Blackberry (Rubus species)

Lovely, juicy Blackberries.
Lovely, juicy Blackberries.

Common names: Blackberry, European Blackberry

Taxonomic name: Rubus species

Family: Rosaceae

Flowering time: Spring – Summer

Uses: Food, stomach complaints, diarrhoea

Area of origin: Europe

Warnings: None

The leaves are a treatment for diarrhea
Blackberry leaves can be used as a tea for diarrhea.
Blackberry flowers.
Blackberry flowers.

Uses

Blackberries are well known for their delicious berries, they’re also full of vitamins C and K, manganese and both soluble and insoluble fibre that will help keep you regular. They grow in dense, thorny patches that don’t want to let you go when you’re picking. They seem to have an evil intelligence too, ripening first the berries that are just beyond one’s reach, causing you to edge always further into the patch’s prickly embrace.
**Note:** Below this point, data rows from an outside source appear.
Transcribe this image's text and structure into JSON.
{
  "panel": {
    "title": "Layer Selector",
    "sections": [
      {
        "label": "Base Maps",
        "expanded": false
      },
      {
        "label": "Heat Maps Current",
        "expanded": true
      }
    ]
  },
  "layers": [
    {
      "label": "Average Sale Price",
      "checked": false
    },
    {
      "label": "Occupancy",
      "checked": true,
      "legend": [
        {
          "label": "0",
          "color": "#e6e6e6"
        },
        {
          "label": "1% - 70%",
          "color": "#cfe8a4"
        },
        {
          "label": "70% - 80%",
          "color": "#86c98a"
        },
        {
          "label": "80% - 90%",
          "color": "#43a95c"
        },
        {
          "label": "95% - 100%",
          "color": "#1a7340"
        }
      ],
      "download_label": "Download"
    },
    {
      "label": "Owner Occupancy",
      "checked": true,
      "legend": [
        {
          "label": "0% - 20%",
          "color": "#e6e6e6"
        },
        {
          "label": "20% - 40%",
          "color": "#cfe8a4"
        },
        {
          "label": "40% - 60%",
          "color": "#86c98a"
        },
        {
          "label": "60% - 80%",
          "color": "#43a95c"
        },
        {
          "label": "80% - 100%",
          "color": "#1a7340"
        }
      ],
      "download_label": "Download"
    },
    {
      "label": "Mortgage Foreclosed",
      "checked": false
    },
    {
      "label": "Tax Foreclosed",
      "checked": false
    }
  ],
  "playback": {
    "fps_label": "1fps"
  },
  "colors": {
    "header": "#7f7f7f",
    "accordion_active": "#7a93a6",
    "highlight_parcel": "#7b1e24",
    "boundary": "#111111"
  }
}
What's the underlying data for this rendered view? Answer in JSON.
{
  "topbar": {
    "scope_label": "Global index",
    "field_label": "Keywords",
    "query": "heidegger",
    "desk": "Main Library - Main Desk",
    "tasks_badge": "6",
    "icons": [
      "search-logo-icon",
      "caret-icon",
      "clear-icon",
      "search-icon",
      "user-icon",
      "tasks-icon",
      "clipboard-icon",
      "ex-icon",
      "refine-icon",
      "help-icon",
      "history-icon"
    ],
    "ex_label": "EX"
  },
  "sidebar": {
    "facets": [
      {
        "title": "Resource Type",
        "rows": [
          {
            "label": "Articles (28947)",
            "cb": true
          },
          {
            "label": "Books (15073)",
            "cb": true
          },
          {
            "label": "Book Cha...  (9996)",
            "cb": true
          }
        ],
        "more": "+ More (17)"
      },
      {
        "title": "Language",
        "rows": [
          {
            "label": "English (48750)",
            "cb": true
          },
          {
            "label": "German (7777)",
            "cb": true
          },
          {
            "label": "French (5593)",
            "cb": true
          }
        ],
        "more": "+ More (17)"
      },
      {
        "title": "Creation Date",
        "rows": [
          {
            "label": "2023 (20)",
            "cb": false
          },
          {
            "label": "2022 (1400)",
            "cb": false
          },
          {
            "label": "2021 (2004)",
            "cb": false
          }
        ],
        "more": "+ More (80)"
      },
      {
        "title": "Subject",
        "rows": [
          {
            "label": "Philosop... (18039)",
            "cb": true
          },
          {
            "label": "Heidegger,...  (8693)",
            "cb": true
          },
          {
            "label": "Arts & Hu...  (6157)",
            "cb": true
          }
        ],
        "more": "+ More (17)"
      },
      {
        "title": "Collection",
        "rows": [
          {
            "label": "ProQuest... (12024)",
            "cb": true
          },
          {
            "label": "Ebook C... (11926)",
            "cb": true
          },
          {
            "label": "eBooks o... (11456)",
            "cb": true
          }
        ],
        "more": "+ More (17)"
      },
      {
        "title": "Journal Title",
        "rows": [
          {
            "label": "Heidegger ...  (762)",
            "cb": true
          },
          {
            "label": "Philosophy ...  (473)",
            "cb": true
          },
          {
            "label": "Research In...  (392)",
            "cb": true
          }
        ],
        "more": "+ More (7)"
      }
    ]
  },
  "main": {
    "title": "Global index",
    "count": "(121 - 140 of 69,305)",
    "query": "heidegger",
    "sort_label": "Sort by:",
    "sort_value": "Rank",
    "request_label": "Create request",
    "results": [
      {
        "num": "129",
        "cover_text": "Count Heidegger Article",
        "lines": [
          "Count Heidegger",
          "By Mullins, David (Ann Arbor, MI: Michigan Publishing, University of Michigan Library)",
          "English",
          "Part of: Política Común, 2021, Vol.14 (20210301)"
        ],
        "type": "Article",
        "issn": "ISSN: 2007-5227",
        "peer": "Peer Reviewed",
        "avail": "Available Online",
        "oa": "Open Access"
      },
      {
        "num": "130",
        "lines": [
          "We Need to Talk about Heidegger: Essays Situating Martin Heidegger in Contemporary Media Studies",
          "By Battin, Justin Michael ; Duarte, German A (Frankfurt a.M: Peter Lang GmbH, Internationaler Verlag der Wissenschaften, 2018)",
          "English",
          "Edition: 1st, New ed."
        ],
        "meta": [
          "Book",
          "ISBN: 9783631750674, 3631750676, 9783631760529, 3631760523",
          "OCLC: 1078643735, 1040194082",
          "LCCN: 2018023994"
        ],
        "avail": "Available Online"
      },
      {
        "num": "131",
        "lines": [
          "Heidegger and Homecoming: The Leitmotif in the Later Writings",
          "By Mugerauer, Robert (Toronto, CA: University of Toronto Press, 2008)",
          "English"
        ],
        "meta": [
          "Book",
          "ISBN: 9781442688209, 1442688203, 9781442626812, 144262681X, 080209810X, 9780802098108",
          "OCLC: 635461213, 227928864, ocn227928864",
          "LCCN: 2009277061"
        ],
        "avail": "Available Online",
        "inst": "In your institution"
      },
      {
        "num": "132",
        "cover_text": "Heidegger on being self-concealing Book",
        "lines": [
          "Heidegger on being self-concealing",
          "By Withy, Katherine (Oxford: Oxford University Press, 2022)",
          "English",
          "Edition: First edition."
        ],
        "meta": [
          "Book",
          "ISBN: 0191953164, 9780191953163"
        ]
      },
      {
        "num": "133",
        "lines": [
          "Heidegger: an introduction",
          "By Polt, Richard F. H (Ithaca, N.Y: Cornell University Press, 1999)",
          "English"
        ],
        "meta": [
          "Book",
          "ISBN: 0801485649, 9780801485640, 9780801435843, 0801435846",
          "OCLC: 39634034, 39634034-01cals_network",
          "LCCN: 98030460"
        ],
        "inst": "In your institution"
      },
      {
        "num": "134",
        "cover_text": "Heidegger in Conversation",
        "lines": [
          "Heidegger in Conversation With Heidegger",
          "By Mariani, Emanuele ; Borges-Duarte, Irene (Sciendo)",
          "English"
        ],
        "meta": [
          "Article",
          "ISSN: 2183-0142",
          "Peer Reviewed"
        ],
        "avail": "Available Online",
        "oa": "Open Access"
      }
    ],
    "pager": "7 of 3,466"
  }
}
Dense, prickly growth hides some tasty berries.
Dense, prickly growth hides some tasty berries.
Sometimes its hard to wait for them to turn black.
Sometimes its hard to wait for them to turn black.

The vitamins and tannins in Blackberries make them useful for wound healing with the vitamin C helping fight infection while the tannins and vitamin K help with clotting.

Beside helping heal external wounds, an infusion of Blackberry leaves can stop diarrhoea in its tracks. When the high levels of tannins in the leaves hit the intestinal lining, they cause it to tone and tighten.

It’s a sure way to stop you when nothing else will.

Description

Scrambling, shrubby plant with long canes and lots of thorns. Leaves have 3 to 5 leaflets and are borne on prickly stalks.White or pale pink flowers with 5 sepals and petals and many stamen. Fleshy fruit changes from green through red to black as they ripen. Flowering time